Focusing is manual and slower than the M series.
You need the mindset of the manual camera owner.
If you are into autofocus, the machine-gun F5 from Nikon could be the thing. The Nikon optics are not near as good though.
Then again, if I could carry only one camera for travelling, it would most likely be an M.
The best source I have found for R-series info is www.summilux.net
Sponsored Ad. (Subscribers to APUG have the option to remove this ad.)
Leica SLR R8
If you are interested in a used Leica SLR, I would recommend a Leica R8. I used a Leicaflex SL and an R4 for many years, and then started using the R8. Kurland Photographic in NYC has a used R8 for 1200.00, but if you look around you can probably find many other deals. Having a wider range of focal lengths is where the R system provides more options. I also use an M7 and would not recommend a rangefinder unless you have a specific need for such. The Leica M's are a different beast all together and do require more skill and awareness to use. Some may find changing a roll of film on a Leica M to be somewhat cumbersome, but once you get use to it, it does become second nature. The exceptional lenses for the Leica R system are the 50mm 1.4 Summilux, the 90mm 2.0 APO Summicron, the 180mm 2.8 Elmarit APO, and the 28-90mm 2.8-4.5 Vario Elmar zoom lens.
Yes I have owned the R3 and went back to my original leicaflexes and leicaflex sl, they are the most solid built cameras I've owned. The r3 isn't half the camera but it has more features to compensate. The R3 is basically a minolta in leica skin.

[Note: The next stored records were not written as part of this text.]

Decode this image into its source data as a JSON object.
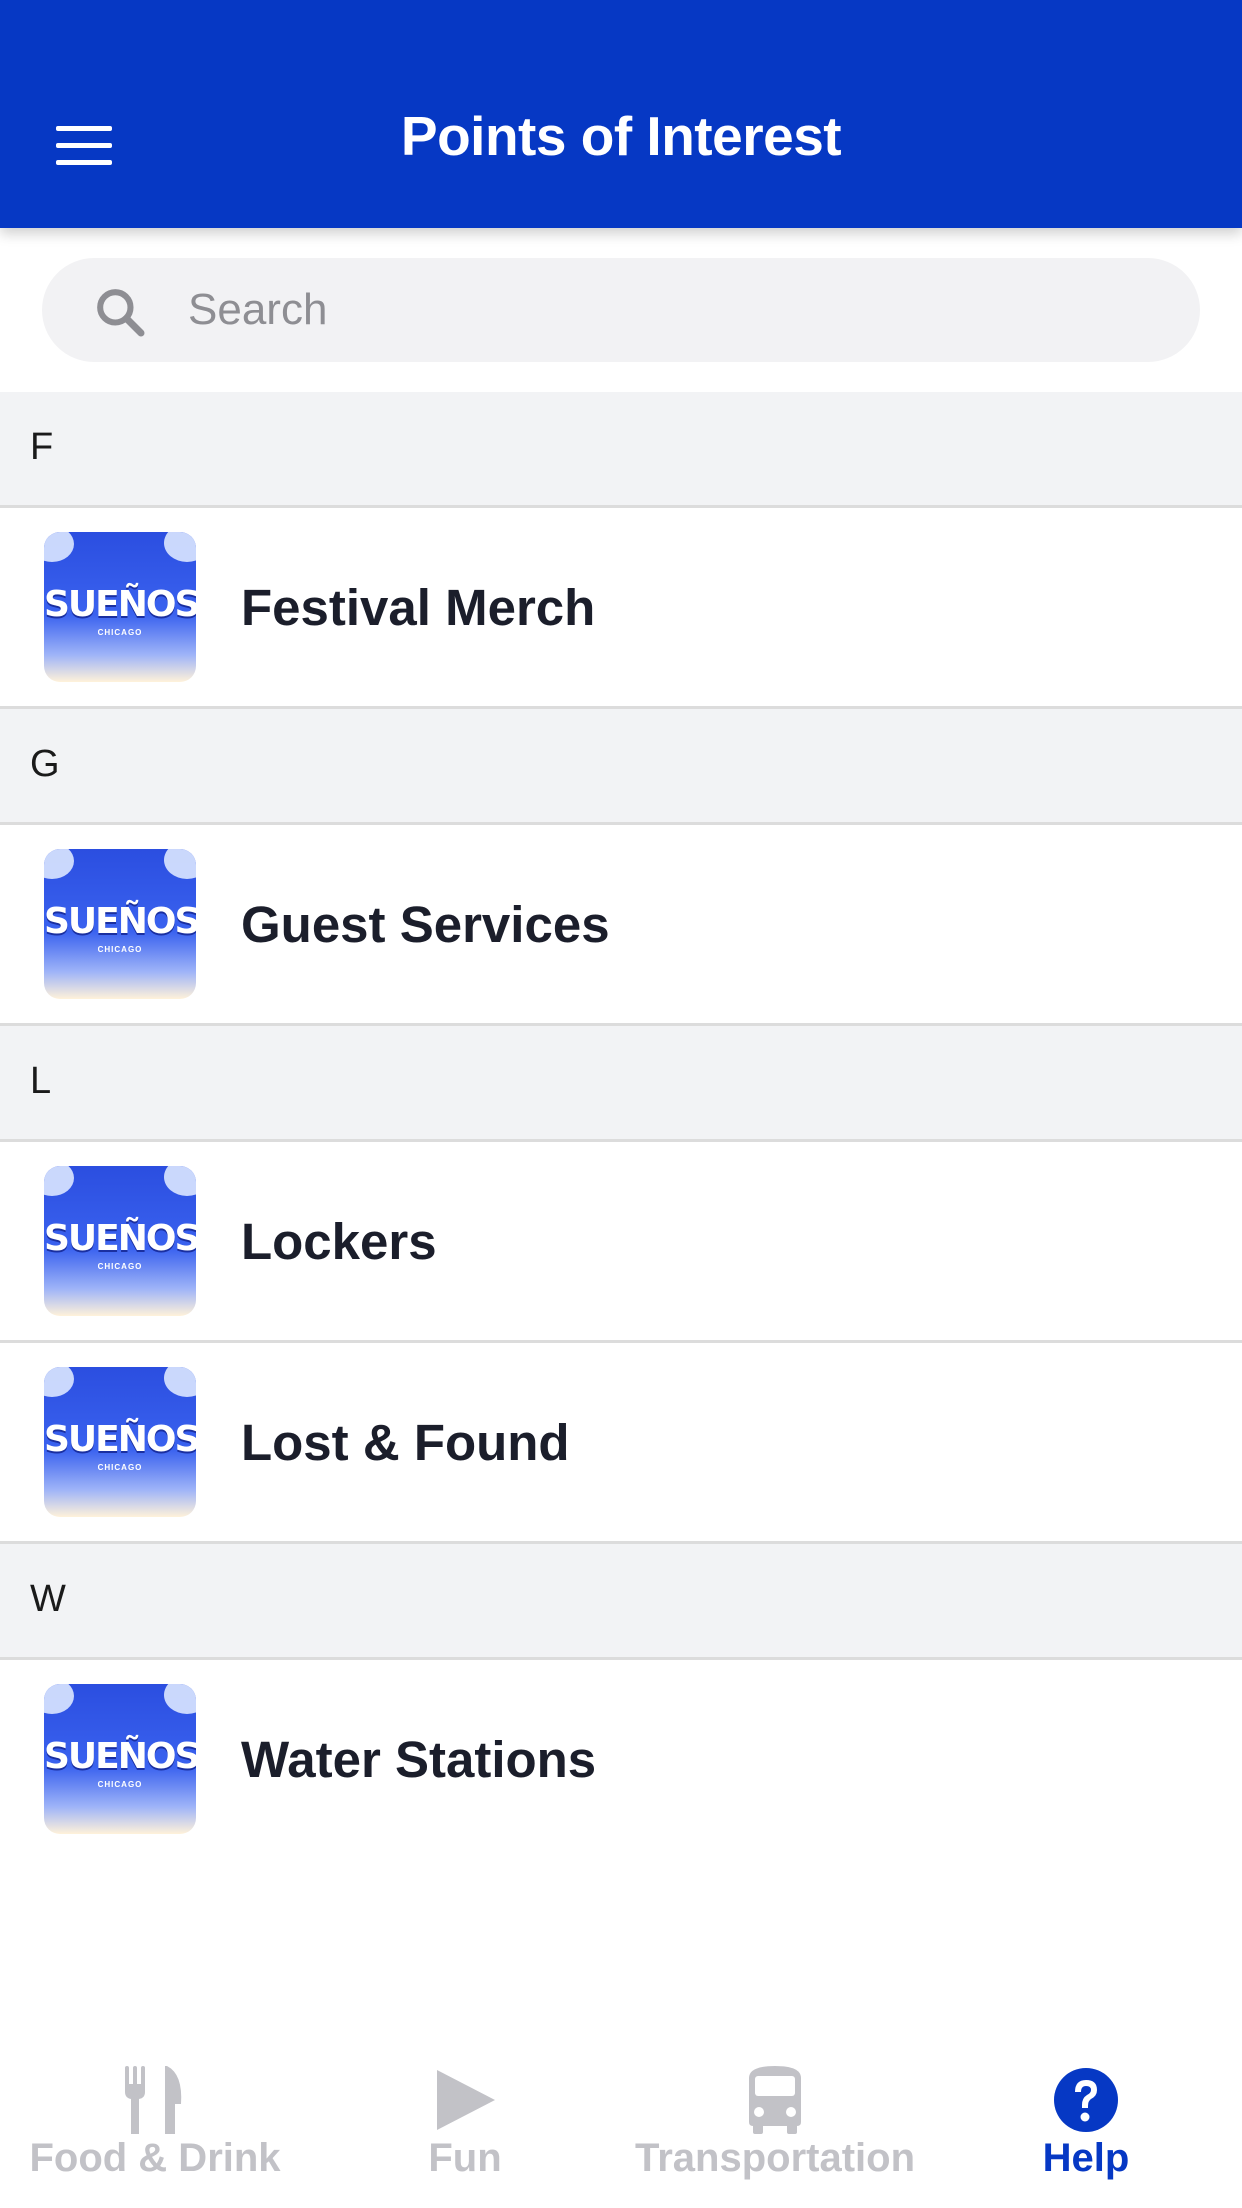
{
  "header": {
    "title": "Points of Interest"
  },
  "search": {
    "placeholder": "Search",
    "value": ""
  },
  "sections": [
    {
      "letter": "F",
      "items": [
        {
          "label": "Festival Merch",
          "thumb_text": "SUEÑOS",
          "thumb_sub": "CHICAGO"
        }
      ]
    },
    {
      "letter": "G",
      "items": [
        {
          "label": "Guest Services",
          "thumb_text": "SUEÑOS",
          "thumb_sub": "CHICAGO"
        }
      ]
    },
    {
      "letter": "L",
      "items": [
        {
          "label": "Lockers",
          "thumb_text": "SUEÑOS",
          "thumb_sub": "CHICAGO"
        },
        {
          "label": "Lost & Found",
          "thumb_text": "SUEÑOS",
          "thumb_sub": "CHICAGO"
        }
      ]
    },
    {
      "letter": "W",
      "items": [
        {
          "label": "Water Stations",
          "thumb_text": "SUEÑOS",
          "thumb_sub": "CHICAGO"
        }
      ]
    }
  ],
  "tabs": [
    {
      "label": "Food & Drink",
      "icon": "utensils-icon",
      "active": false
    },
    {
      "label": "Fun",
      "icon": "play-icon",
      "active": false
    },
    {
      "label": "Transportation",
      "icon": "bus-icon",
      "active": false
    },
    {
      "label": "Help",
      "icon": "question-circle-icon",
      "active": true
    }
  ],
  "colors": {
    "brand": "#0638c4",
    "section_bg": "#f2f3f5",
    "inactive_tab": "#c2c2c7",
    "text": "#1b1e2b"
  }
}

I did camera service and if cars held up as good as the leicaflex and sl bodies Detroit could close their service shops. Don
Originally Posted by snegron
Just for clarity..the original Leicaflex, Leicaflex SL, Leicaflex SL2, Leica R8 & Leica R9 are the only Leica branded SLR cameras actually completely designed and "made" in Germany (some possibly assembled in Portugal)....the other "R" models used subassemblies made by Minolta.
I got carried away with the shockingly low price of Leica R3s and ended up buying 3 of them. All were previously amateur owned, very lightly used and virtually unworn - their previous elderly owners had laid them aside in display cases and the cameras were ultimately sold off after the owners' demise. In every case new seals were required and there was a problem with metering accuracy caused by corrosion on an internal ring which communicates the aperture value to the meter. A CLA for around £110 in each case fixed all these problems and they all now work fine. R3s have very well-damped mirrors, the only point of criticism I would have is that they are comparatively heavy (against Nikon F3s, which I also use). I paid £125 to £150 for each camera plus a lens (50 Summicron, maybe £25 more for a camera plus 50 f1.4 Summilux). and once I bought a 35 Summicron and 180 f4 Elmar-R in Exc++ condition for £200 together.
Summary: If you can handle the weight, a Leica R3 offers astonishing quality for very little money!
I owned a R5 and a R4. I can't recall if it was a R4s or not but it was a "model 2" .. said so on the hotshoe area. I heard the early R4 camera had problems but I never had a repair on either camera. I used them both professionally. I switched from Nikon at the time and feel the camera build quality of the Leica was better. The lenses were better by far. I think the 90 F2 I had was the best lens I ever used.
Having said all that I would look at a R6 (either model) or an R7.
Things change over time, and I ended up switching back to Nikon because the long, fast glass for Leica is out of reach and I wanted AF. Now I shoot Canon.
I think the Leica prime lenses are great, although the zooms don't get much respect. They are all nice to work with.
If you're just looking for better lenses than your run-of-the-mill Nikons and Canons you could also consider the new Zeiss lenses in the Nikon mount... they are highly regarded.